    1547 posts
    26 April 2017 in reply to Carmela

    Hi Carmela,

    I'm going to print this out and put it on my fridge. Sounds a bit random but I think it will be really helpful to read every day.

    When I'm lost in depression it becomes all about me sometimes so it will be good to remember every single day that my health impacts on the people I love most and I need to focus on taking care of them as well.

    Thank you for your advice and sharing your experience Carmela.

    3 people found this helpful
  5. Helenange
    Helenange avatar
    1 posts
    21 July 2017 in reply to Carmela

    Hi Carmela, it's my first time navigating this on line group. I hope I'm in the right area.

    I read and found some support from your post.

    I am single and have my 30 yo daughter living with me who suffers from depression. Her 4 yo daughter lives with me as well.

    my daughter can't get up in the mornings... any help/ ideas out there so I can get her going ?

    Thanks
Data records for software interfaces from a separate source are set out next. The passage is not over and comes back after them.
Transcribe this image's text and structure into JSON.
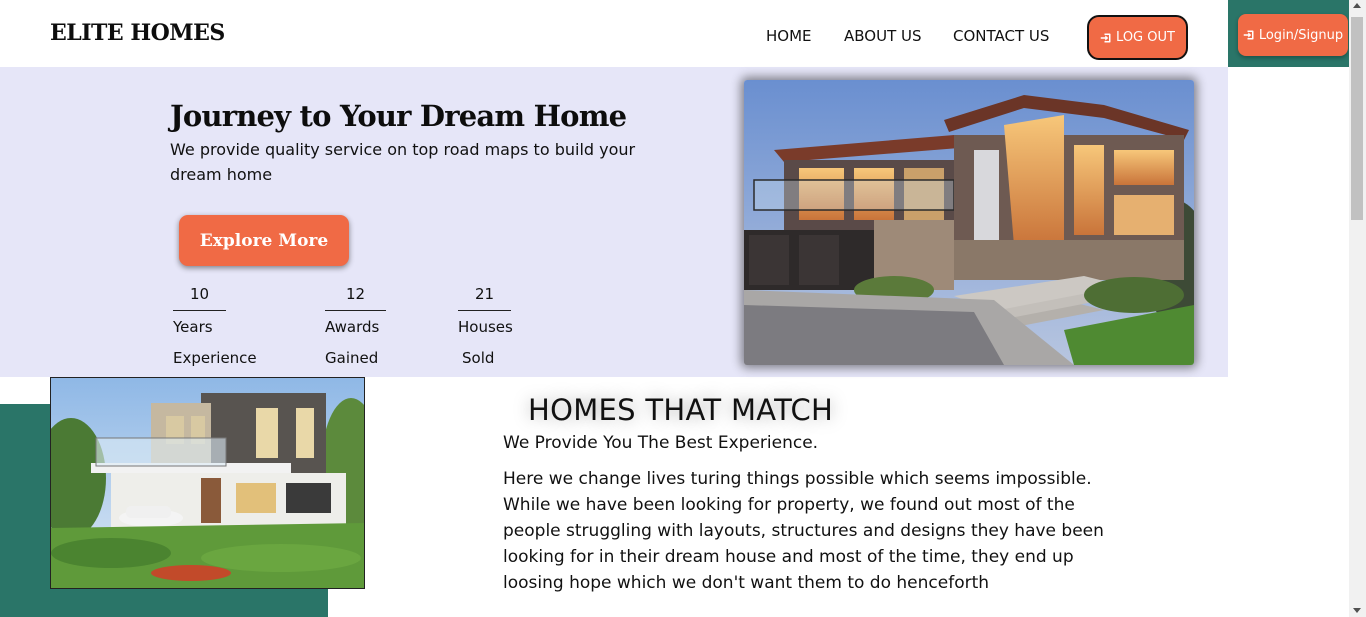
{
  "header": {
    "logo": "ELITE HOMES",
    "nav": [
      "HOME",
      "ABOUT US",
      "CONTACT US"
    ],
    "logout_label": "LOG OUT",
    "login_label": "Login/Signup"
  },
  "hero": {
    "title": "Journey to Your Dream Home",
    "subtitle": "We provide quality service on top road maps to build your dream home",
    "cta_label": "Explore More",
    "stats": [
      {
        "value": "10",
        "label_line1": "Years",
        "label_line2": "Experience"
      },
      {
        "value": "12",
        "label_line1": "Awards",
        "label_line2": "Gained"
      },
      {
        "value": "21",
        "label_line1": "Houses",
        "label_line2": "Sold"
      }
    ],
    "image_icon": "modern-house-dusk-photo"
  },
  "section": {
    "title": "HOMES THAT MATCH",
    "subtitle": "We Provide You The Best Experience.",
    "body": "Here we change lives turing things possible which seems impossible. While we have been looking for property, we found out most of the people struggling with layouts, structures and designs they have been looking for in their dream house and most of the time, they end up loosing hope which we don't want them to do henceforth",
    "image_icon": "modern-house-daylight-photo"
  },
  "colors": {
    "accent": "#f06a45",
    "teal": "#2a7568",
    "hero_bg": "#e6e6f8"
  }
}
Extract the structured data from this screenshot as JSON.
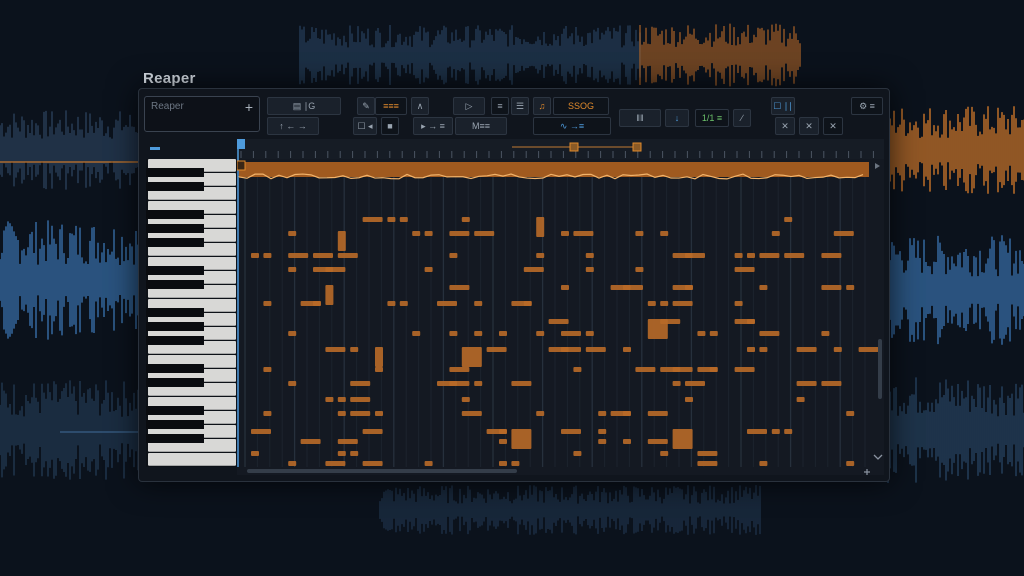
{
  "app": {
    "title": "Reaper"
  },
  "toolbar": {
    "search_placeholder": "Reaper",
    "search_add": "+",
    "row1": [
      {
        "name": "tool-button-snap",
        "label": "▤ ∣G"
      },
      {
        "name": "tool-button-pencil",
        "label": "✎"
      },
      {
        "name": "tool-button-orange-1",
        "label": "≡≡≡",
        "tone": "orange"
      },
      {
        "name": "tool-button-curve",
        "label": "∧"
      },
      {
        "name": "tool-button-play",
        "label": "▷"
      },
      {
        "name": "tool-button-eq",
        "label": "≡"
      },
      {
        "name": "tool-button-list",
        "label": "☰"
      },
      {
        "name": "tool-button-midi",
        "label": "♫",
        "tone": "orange"
      },
      {
        "name": "tool-button-value",
        "label": "SSOG",
        "tone": "orange"
      },
      {
        "name": "tool-button-mixer",
        "label": "‖‖"
      },
      {
        "name": "tool-button-arrow",
        "label": "↓",
        "tone": "blue"
      },
      {
        "name": "tool-button-green",
        "label": "1/1 ≡",
        "tone": "green"
      },
      {
        "name": "tool-button-brush",
        "label": "∕"
      },
      {
        "name": "tool-button-view",
        "label": "☐ ∣∣",
        "tone": "blue"
      },
      {
        "name": "tool-button-settings",
        "label": "⚙ ≡"
      }
    ],
    "row2": [
      {
        "name": "tool-button-cursor",
        "label": "↑ ← →"
      },
      {
        "name": "tool-button-select",
        "label": "☐ ◂"
      },
      {
        "name": "tool-button-block",
        "label": "■"
      },
      {
        "name": "tool-button-next",
        "label": "▸ → ≡"
      },
      {
        "name": "tool-button-grid",
        "label": "M≡≡"
      },
      {
        "name": "tool-button-wave",
        "label": "∿ →≡",
        "tone": "blue"
      },
      {
        "name": "tool-button-close-1",
        "label": "✕"
      },
      {
        "name": "tool-button-close-2",
        "label": "✕"
      },
      {
        "name": "tool-button-close-3",
        "label": "✕"
      }
    ]
  },
  "colors": {
    "accent_orange": "#e08a2c",
    "accent_blue": "#4e9bdc",
    "background": "#0b121c",
    "window": "#10151d",
    "roll_bg": "#141922",
    "note_orange": "#c0702a"
  },
  "icons": [
    "plus-icon",
    "pencil-icon",
    "play-icon",
    "close-icon",
    "scroll-up-icon",
    "scroll-down-icon",
    "scroll-right-icon"
  ]
}
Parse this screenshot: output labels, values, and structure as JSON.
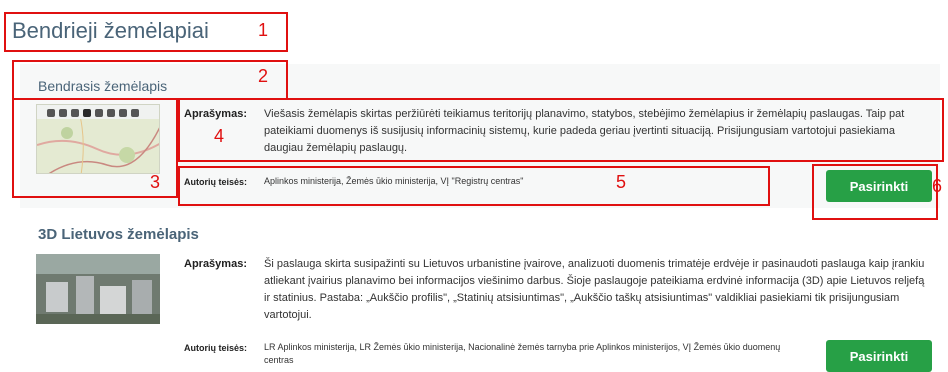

  6. geoff
    Community Champion
    • Outstanding members who have volunteered their time to support others here on the forums
    • Life membership is awarded by beyondblue for providing outstanding peer support to the online community over a period of 3+ years.
    • A member of beyondblue's blueVoices community
    geoff avatar
    8925 posts
    24 July 2017 in reply to Helenange
    hello Helenange, forgive me but Carmela has been tied up with 'A Black Dog' and she was truly a terrific person that we had on this site, but this other site takes up most of her time and unfortunately we don't hear from her, but if you contact this other site then there is no doubt she will get back to you.
    I am terribly sorry that your daughter is suffering from depression and I'm sure that this puts more pressure on you having to look after her as well as her 4 year old daughter, it actually reminds me when my ex had PND but fortunately her mother was living with us and I'm not sure if we could have coped if she wasn't living with us, as I was running a family owned hotel and my ability to be able to help her was very limited, plus the PND rubbed onto me as well.
    At that stage, we had 2 sons aged 2 and 1.
    Her daughter won't understand why her mum feels like this, but would take it as though she is very sad, and I know that the stress for you would slowly be building up, which I can't explain how very sorry I feel for you, but to begin with I need to know whether she is seeing a doctor/psychologist and taking any medication.
    If you could get back to us that would be lovely, as we seem to be about the same age. Geoff.
    1 person found this helpful